Let’s decide to play as if in the key of C. We have to figure out where to play a C-type chord voicing that will come out sounding as a G. This means playing the voicing’s root at the 10th fret, so the capo goes at the 7th fret. Now we play the progression in C, which means we fret C–F–Am–G (Ex. 8).
Click here for Ex. 8
Of course, you could also come up with a more creative part. Here is a freer interpretation (Ex. 9), also played in C, but with a couple of simple chord substitutions.
Click here for Ex. 9
Where Do I Put the Capo?
Figuring out where to place a capo can be simple—for instance, looking at a published transcription that notes the placement or by consulting an artist’s performance for a visual cue—or the more complex task of determining just the right location based on knowing the key you want to hear (i.e., the concert key) and figuring out how to relate that to the key you want to “seemingly” play in.
In the case of learning a given song and then using the capo to transpose for vocal reasons (to place the song in a key more suitable for singing), it’s easy to do if the song is slightly too low—just capo up as needed. Trial and error works fine, just go one fret at a time.
It can be more complex if the key is too high. For example, let’s say the song is in C, easy to play, but has a high E and you can only sing a high D. If you do the math, that would mean putting the capo at the 10th fret (to play in concert Bb), which is pretty horrible. So what to do? One viable option is to detune a whole-step.
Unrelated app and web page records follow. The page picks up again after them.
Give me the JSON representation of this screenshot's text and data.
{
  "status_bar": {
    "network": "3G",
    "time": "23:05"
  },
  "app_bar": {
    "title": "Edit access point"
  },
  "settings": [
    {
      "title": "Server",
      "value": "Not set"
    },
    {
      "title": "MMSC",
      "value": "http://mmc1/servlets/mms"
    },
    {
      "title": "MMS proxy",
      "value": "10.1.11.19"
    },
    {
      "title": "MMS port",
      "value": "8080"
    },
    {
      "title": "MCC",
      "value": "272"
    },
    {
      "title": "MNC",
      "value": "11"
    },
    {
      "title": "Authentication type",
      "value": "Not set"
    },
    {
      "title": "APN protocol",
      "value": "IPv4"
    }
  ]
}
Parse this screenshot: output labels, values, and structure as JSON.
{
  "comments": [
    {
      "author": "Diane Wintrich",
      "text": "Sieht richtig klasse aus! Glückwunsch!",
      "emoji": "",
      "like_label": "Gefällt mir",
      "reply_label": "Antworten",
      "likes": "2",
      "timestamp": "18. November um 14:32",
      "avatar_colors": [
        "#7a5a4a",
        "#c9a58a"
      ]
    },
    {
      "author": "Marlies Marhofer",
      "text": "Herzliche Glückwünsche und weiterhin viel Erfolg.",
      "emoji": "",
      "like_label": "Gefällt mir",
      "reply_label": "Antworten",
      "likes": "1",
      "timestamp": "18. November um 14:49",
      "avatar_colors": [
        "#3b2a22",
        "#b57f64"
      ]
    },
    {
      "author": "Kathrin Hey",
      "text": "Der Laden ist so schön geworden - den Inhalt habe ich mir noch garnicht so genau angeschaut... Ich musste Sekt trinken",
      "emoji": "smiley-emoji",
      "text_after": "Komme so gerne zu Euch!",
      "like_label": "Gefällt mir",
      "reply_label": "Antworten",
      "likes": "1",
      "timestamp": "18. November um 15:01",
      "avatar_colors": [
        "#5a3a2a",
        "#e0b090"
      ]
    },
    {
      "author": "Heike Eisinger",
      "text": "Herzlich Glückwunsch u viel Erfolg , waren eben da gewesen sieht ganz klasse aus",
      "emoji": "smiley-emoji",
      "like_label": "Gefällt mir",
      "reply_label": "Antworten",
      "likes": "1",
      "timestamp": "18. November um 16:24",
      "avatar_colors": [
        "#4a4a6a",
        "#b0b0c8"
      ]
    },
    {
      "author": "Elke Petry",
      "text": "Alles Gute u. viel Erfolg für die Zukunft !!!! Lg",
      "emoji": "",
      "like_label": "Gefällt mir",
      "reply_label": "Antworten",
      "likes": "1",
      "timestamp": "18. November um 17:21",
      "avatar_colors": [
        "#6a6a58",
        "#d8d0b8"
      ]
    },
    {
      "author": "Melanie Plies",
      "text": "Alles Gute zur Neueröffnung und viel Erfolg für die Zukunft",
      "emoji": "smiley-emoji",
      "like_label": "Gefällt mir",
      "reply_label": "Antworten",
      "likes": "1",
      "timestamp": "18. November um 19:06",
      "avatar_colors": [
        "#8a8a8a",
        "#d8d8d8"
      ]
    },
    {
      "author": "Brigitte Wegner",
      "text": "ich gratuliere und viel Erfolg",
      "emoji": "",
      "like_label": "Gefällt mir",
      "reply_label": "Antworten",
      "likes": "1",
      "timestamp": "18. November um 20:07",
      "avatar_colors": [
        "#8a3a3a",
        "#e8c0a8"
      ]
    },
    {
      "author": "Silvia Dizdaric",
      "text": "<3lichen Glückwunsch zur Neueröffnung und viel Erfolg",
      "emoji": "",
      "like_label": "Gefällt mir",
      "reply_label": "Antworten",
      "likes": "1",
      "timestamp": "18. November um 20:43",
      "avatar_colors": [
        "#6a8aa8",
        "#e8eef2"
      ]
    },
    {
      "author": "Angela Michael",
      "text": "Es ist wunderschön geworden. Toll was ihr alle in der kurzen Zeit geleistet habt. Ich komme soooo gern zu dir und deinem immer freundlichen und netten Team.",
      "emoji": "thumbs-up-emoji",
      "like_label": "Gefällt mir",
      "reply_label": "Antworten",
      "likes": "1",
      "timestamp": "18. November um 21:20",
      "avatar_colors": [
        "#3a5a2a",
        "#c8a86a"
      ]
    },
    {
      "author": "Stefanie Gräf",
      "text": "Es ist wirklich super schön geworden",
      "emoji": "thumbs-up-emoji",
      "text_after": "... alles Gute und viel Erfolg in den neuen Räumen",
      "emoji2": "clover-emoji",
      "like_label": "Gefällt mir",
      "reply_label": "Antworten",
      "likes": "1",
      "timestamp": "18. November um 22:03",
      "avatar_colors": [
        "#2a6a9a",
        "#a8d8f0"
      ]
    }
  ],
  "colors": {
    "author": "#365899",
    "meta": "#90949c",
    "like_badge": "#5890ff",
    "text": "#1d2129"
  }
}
In a way, that’s a “negative” capo. Consider that as a real-world alternative to capoing at the 10th fret or beyond.